When an invitation arrives to the biggest wedding their small town has seen in years, Mrs. Binat, certain that their luck is about to change, excitedly sets to work preparing her daughters to fish for rich, eligible bachelors. On the first night of the festivities, Alys’s lovely older sister, Jena, catches the eye of Fahad “Bungles” Bingla, the wildly successful—and single—entrepreneur. But Bungles’s friend Valentine Darsee is clearly unimpressed by the Binat family. Alys accidentally overhears his unflattering assessment of her and quickly dismisses him and his snobbish ways. As the days of lavish wedding parties unfold, the Binats wait breathlessly to see if Jena will land a proposal—and Alys begins to realize that Darsee’s brusque manner may be hiding a very different man from the one she saw at first glance.

Told with wry wit and colorful prose, Unmarriageable is a charming update on Jane Austen’s beloved novel and an exhilarating exploration of love, marriage, class, and sisterhood.

 

 

If You Leave Me – Crystal Hana Kim

An emotionally riveting debut novel about war, family, and forbidden love—the unforgettable saga of two ill-fated lovers in Korea and the heartbreaking choices they’re forced to make in the years surrounding the civil war that continues to haunt us today

When the communist-backed army from the North invades her home, sixteen-year-old Haemi Lee, along with her widowed mother and ailing brother, is forced to flee to a refugee camp along the coast. For a few hours each night, she escapes her family’s makeshift home and tragic circumstances with her childhood friend, Kyunghwan.

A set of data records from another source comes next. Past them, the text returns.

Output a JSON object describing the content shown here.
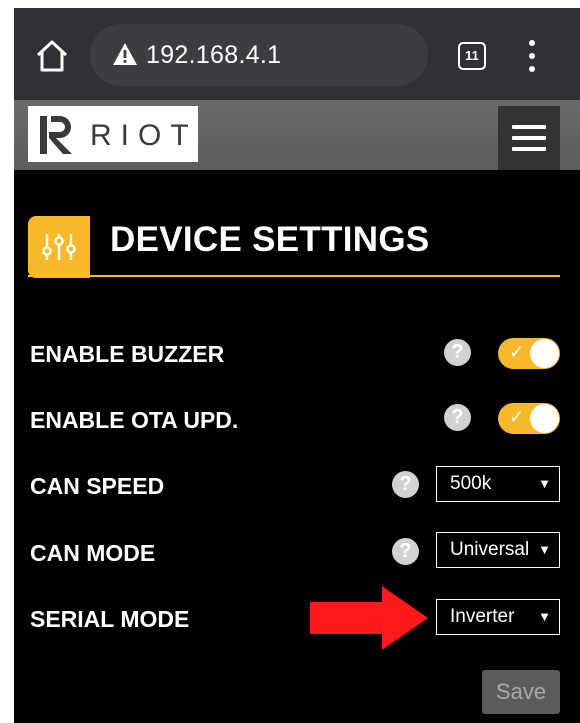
{
  "browser": {
    "url": "192.168.4.1",
    "tab_count": "11"
  },
  "header": {
    "logo_text": "RIOT"
  },
  "page": {
    "title": "DEVICE SETTINGS"
  },
  "settings": [
    {
      "label": "ENABLE BUZZER",
      "control": "toggle",
      "value": true
    },
    {
      "label": "ENABLE OTA UPD.",
      "control": "toggle",
      "value": true
    },
    {
      "label": "CAN SPEED",
      "control": "select",
      "value": "500k"
    },
    {
      "label": "CAN MODE",
      "control": "select",
      "value": "Universal"
    },
    {
      "label": "SERIAL MODE",
      "control": "select",
      "value": "Inverter"
    }
  ],
  "help_symbol": "?",
  "toggle_check": "✓",
  "select_caret": "▼",
  "save_label": "Save",
  "colors": {
    "accent": "#f7b92c",
    "background": "#000000",
    "annotation_arrow": "#ff1a1a"
  }
}
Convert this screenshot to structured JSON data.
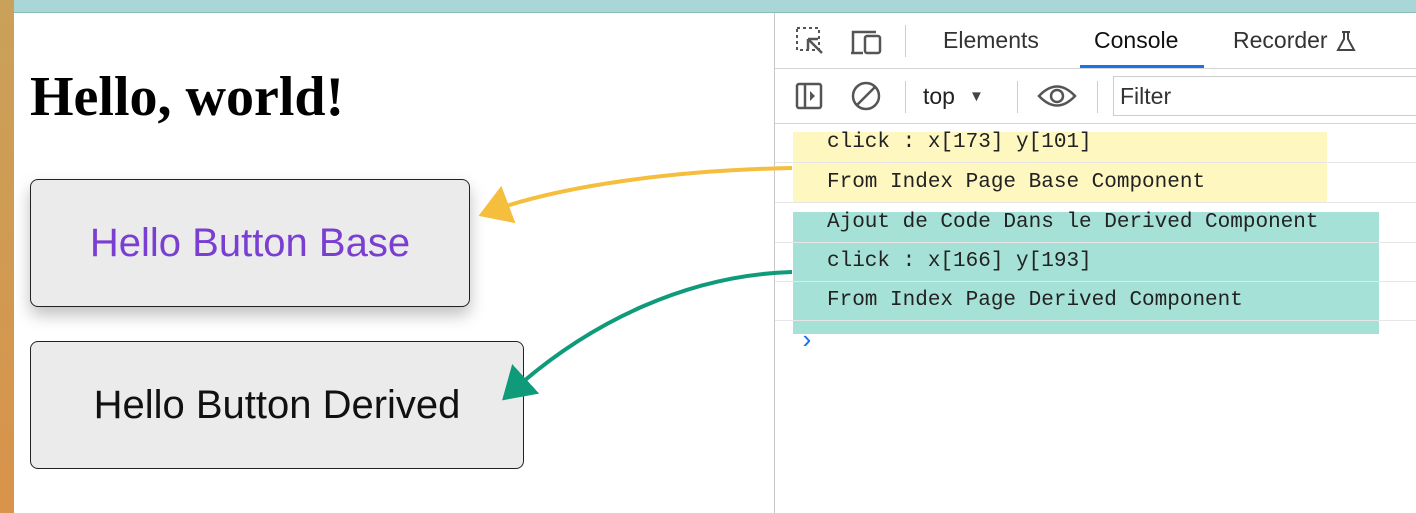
{
  "page": {
    "heading": "Hello, world!",
    "button_base": "Hello Button Base",
    "button_derived": "Hello Button Derived"
  },
  "devtools": {
    "tabs": [
      {
        "label": "Elements",
        "active": false
      },
      {
        "label": "Console",
        "active": true
      },
      {
        "label": "Recorder",
        "active": false
      }
    ],
    "recorder_icon": "flask-icon",
    "context": "top",
    "filter_placeholder": "Filter",
    "logs": [
      "click : x[173] y[101]",
      "From Index Page Base Component",
      "Ajout de Code Dans le Derived Component",
      "click : x[166] y[193]",
      "From Index Page Derived Component"
    ],
    "prompt": "›"
  },
  "colors": {
    "base_button_text": "#7a3fd1",
    "yellow_highlight": "#fff7c0",
    "teal_highlight": "#a6e1d7",
    "arrow_yellow": "#f5be3c",
    "arrow_teal": "#0f9b7a",
    "active_tab_underline": "#1a73e8"
  }
}
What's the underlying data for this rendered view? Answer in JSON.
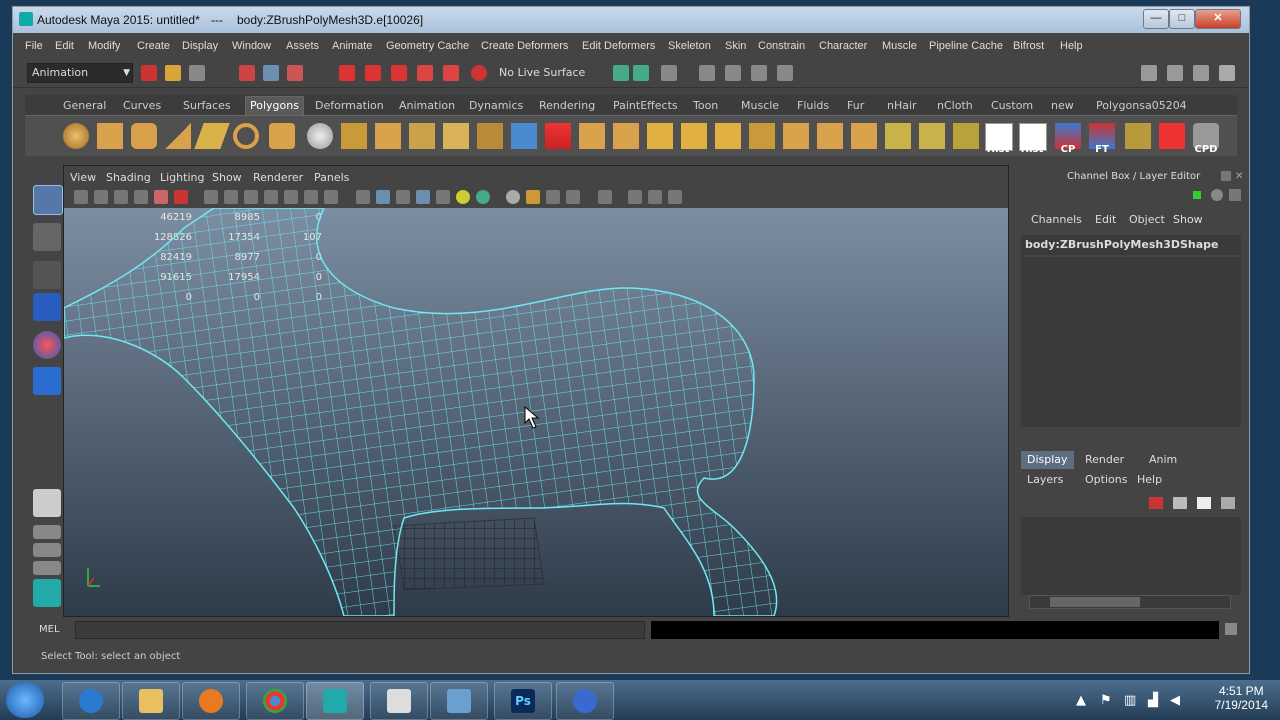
{
  "window": {
    "title": "Autodesk Maya 2015: untitled*",
    "sep": "---",
    "subtitle": "body:ZBrushPolyMesh3D.e[10026]",
    "min": "—",
    "max": "□",
    "close": "✕"
  },
  "menubar": [
    "File",
    "Edit",
    "Modify",
    "Create",
    "Display",
    "Window",
    "Assets",
    "Animate",
    "Geometry Cache",
    "Create Deformers",
    "Edit Deformers",
    "Skeleton",
    "Skin",
    "Constrain",
    "Character",
    "Muscle",
    "Pipeline Cache",
    "Bifrost",
    "Help"
  ],
  "status_line": {
    "mode": "Animation",
    "live_surface": "No Live Surface"
  },
  "shelf_tabs": [
    "General",
    "Curves",
    "Surfaces",
    "Polygons",
    "Deformation",
    "Animation",
    "Dynamics",
    "Rendering",
    "PaintEffects",
    "Toon",
    "Muscle",
    "Fluids",
    "Fur",
    "nHair",
    "nCloth",
    "Custom",
    "new",
    "Polygonsa05204"
  ],
  "shelf_active": "Polygons",
  "shelf_text_buttons": [
    "Hist",
    "Hist",
    "CP",
    "FT",
    "CPD"
  ],
  "viewport": {
    "menu": [
      "View",
      "Shading",
      "Lighting",
      "Show",
      "Renderer",
      "Panels"
    ],
    "hud": [
      [
        "46219",
        "8985",
        "0"
      ],
      [
        "128826",
        "17354",
        "107"
      ],
      [
        "82419",
        "8977",
        "0"
      ],
      [
        "91615",
        "17954",
        "0"
      ],
      [
        "0",
        "0",
        "0"
      ]
    ]
  },
  "channel_box": {
    "title": "Channel Box / Layer Editor",
    "tabs": [
      "Channels",
      "Edit",
      "Object",
      "Show"
    ],
    "object": "body:ZBrushPolyMesh3DShape"
  },
  "layer_editor": {
    "tabs": [
      "Display",
      "Render",
      "Anim"
    ],
    "active_tab": "Display",
    "menu": [
      "Layers",
      "Options",
      "Help"
    ]
  },
  "command_line": {
    "label": "MEL"
  },
  "help_line": "Select Tool: select an object",
  "taskbar": {
    "time": "4:51 PM",
    "date": "7/19/2014"
  }
}
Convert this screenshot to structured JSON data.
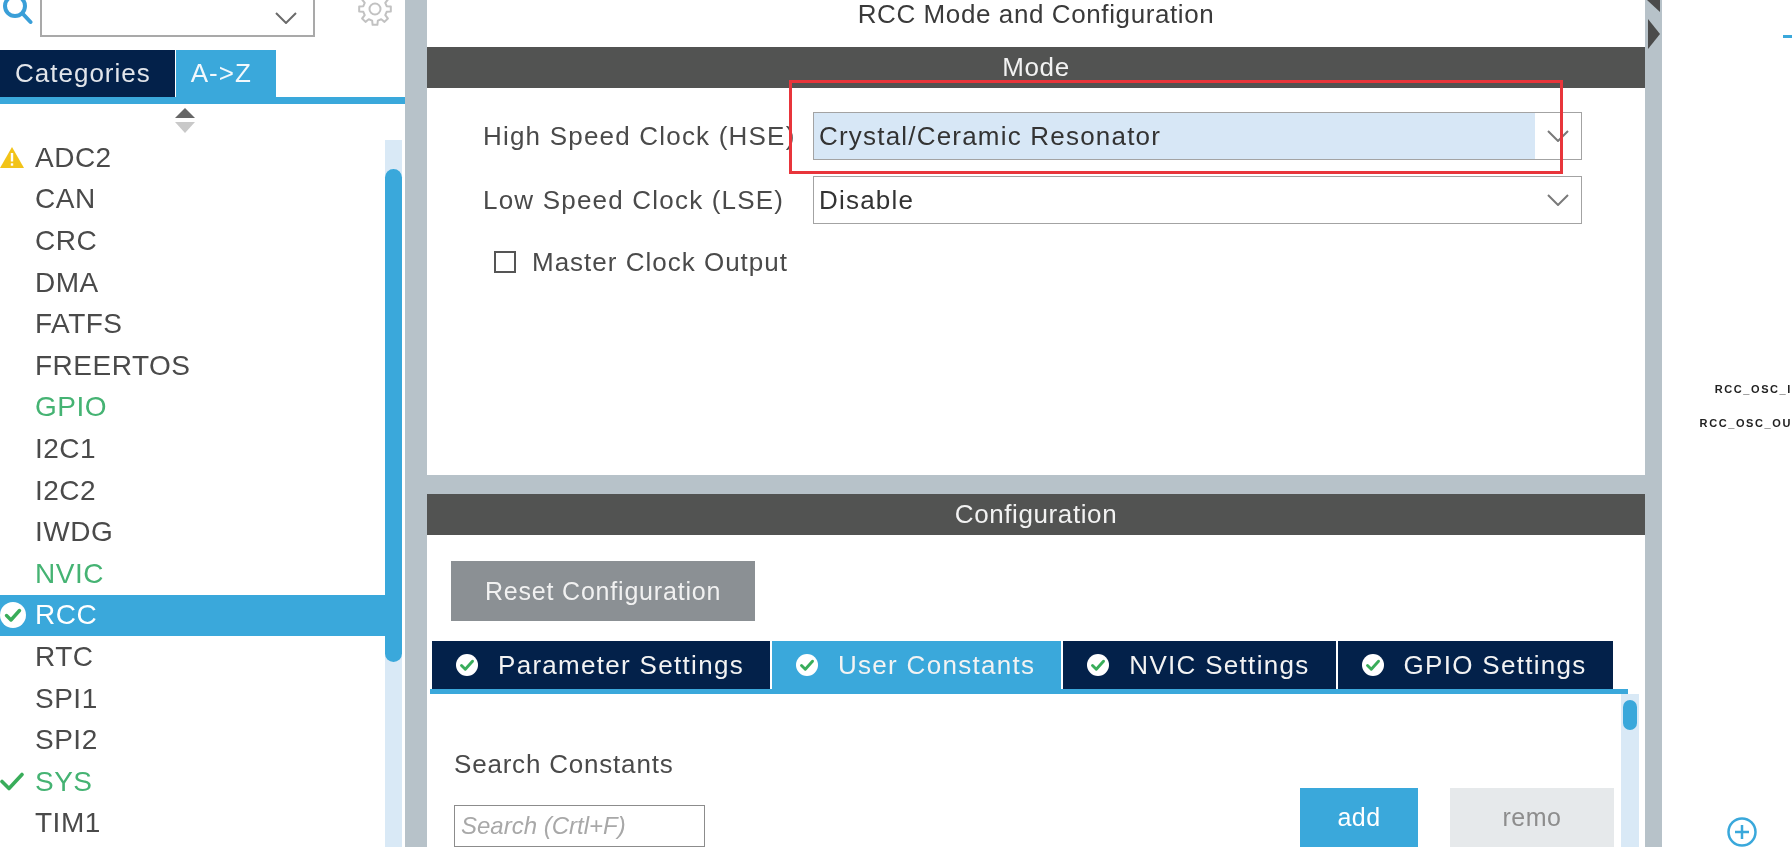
{
  "sidebar": {
    "tabs": [
      {
        "label": "Categories",
        "selected": false
      },
      {
        "label": "A->Z",
        "selected": true
      }
    ],
    "items": [
      {
        "label": "ADC2",
        "kind": "warning",
        "configured": false,
        "selected": false
      },
      {
        "label": "CAN",
        "kind": "plain",
        "configured": false,
        "selected": false
      },
      {
        "label": "CRC",
        "kind": "plain",
        "configured": false,
        "selected": false
      },
      {
        "label": "DMA",
        "kind": "plain",
        "configured": false,
        "selected": false
      },
      {
        "label": "FATFS",
        "kind": "plain",
        "configured": false,
        "selected": false
      },
      {
        "label": "FREERTOS",
        "kind": "plain",
        "configured": false,
        "selected": false
      },
      {
        "label": "GPIO",
        "kind": "plain",
        "configured": true,
        "selected": false
      },
      {
        "label": "I2C1",
        "kind": "plain",
        "configured": false,
        "selected": false
      },
      {
        "label": "I2C2",
        "kind": "plain",
        "configured": false,
        "selected": false
      },
      {
        "label": "IWDG",
        "kind": "plain",
        "configured": false,
        "selected": false
      },
      {
        "label": "NVIC",
        "kind": "plain",
        "configured": true,
        "selected": false
      },
      {
        "label": "RCC",
        "kind": "ok",
        "configured": true,
        "selected": true
      },
      {
        "label": "RTC",
        "kind": "plain",
        "configured": false,
        "selected": false
      },
      {
        "label": "SPI1",
        "kind": "plain",
        "configured": false,
        "selected": false
      },
      {
        "label": "SPI2",
        "kind": "plain",
        "configured": false,
        "selected": false
      },
      {
        "label": "SYS",
        "kind": "ok",
        "configured": true,
        "selected": false
      },
      {
        "label": "TIM1",
        "kind": "plain",
        "configured": false,
        "selected": false
      }
    ]
  },
  "panel": {
    "title": "RCC Mode and Configuration",
    "mode": {
      "heading": "Mode",
      "fields": [
        {
          "label": "High Speed Clock (HSE)",
          "value": "Crystal/Ceramic Resonator",
          "focused": true,
          "highlighted": true
        },
        {
          "label": "Low Speed Clock (LSE)",
          "value": "Disable",
          "focused": false,
          "highlighted": false
        }
      ],
      "checkbox": {
        "label": "Master Clock Output",
        "checked": false
      }
    },
    "configuration": {
      "heading": "Configuration",
      "reset_button": "Reset Configuration",
      "tabs": [
        {
          "label": "Parameter Settings",
          "ok": true,
          "selected": false
        },
        {
          "label": "User Constants",
          "ok": true,
          "selected": true
        },
        {
          "label": "NVIC Settings",
          "ok": true,
          "selected": false
        },
        {
          "label": "GPIO Settings",
          "ok": true,
          "selected": false
        }
      ],
      "search_label": "Search Constants",
      "search": {
        "placeholder": "Search (Crtl+F)"
      },
      "buttons": [
        {
          "label": "add",
          "kind": "primary"
        },
        {
          "label": "remo",
          "kind": "secondary"
        }
      ]
    }
  },
  "pinout": {
    "pins": [
      {
        "label": "RCC_OSC_I"
      },
      {
        "label": "RCC_OSC_OU"
      }
    ]
  }
}
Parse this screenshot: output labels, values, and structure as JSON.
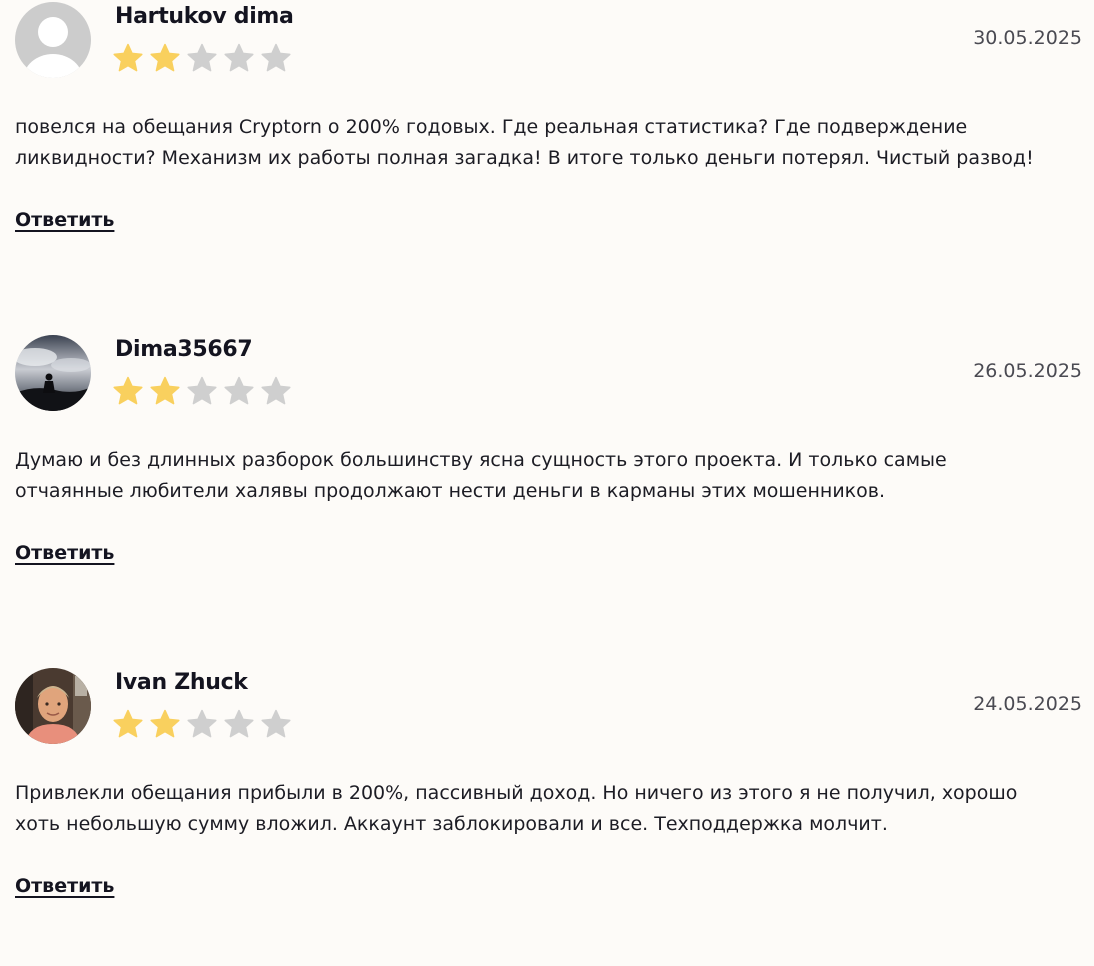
{
  "reply_label": "Ответить",
  "colors": {
    "star_filled": "#f9d05e",
    "star_empty": "#cfcfcf",
    "background": "#fdfbf8"
  },
  "reviews": [
    {
      "author": "Hartukov dima",
      "date": "30.05.2025",
      "rating": 2,
      "max_rating": 5,
      "avatar": "default-user-avatar",
      "lines": [
        "повелся на обещания Cryptorn о 200% годовых. Где реальная статистика? Где подверждение",
        "ликвидности? Механизм их работы полная загадка! В итоге только деньги потерял. Чистый развод!"
      ]
    },
    {
      "author": "Dima35667",
      "date": "26.05.2025",
      "rating": 2,
      "max_rating": 5,
      "avatar": "photo-silhouette-sky-avatar",
      "lines": [
        "Думаю и без длинных разборок большинству ясна сущность этого проекта. И только самые",
        "отчаянные любители халявы продолжают нести деньги в карманы этих мошенников."
      ]
    },
    {
      "author": "Ivan Zhuck",
      "date": "24.05.2025",
      "rating": 2,
      "max_rating": 5,
      "avatar": "photo-person-avatar",
      "lines": [
        "Привлекли обещания прибыли в 200%, пассивный доход. Но ничего из этого я не получил, хорошо",
        "хоть небольшую сумму вложил. Аккаунт заблокировали и все. Техподдержка молчит."
      ]
    }
  ]
}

Focused on finishing school, Kyunghwan doesn’t realize his older and wealthier cousin, Jisoo, has his sights set on the beautiful and spirited Haemi—and is determined to marry her before joining the fight. But as Haemi becomes a wife, then a mother, her decision to forsake the boy she always loved for the security of her family sets off a dramatic saga that will have profound effects for generations to come.

Richly told and deeply moving, If You Leave Me is a stunning portrait of war and refugee life, a passionate and timeless romance, and a heartrending exploration of one woman’s longing for autonomy in a rapidly changing world.

 

 

The kids’ loot:

 

 

 

 

 

 

 

 

 

What did you get from your library this week?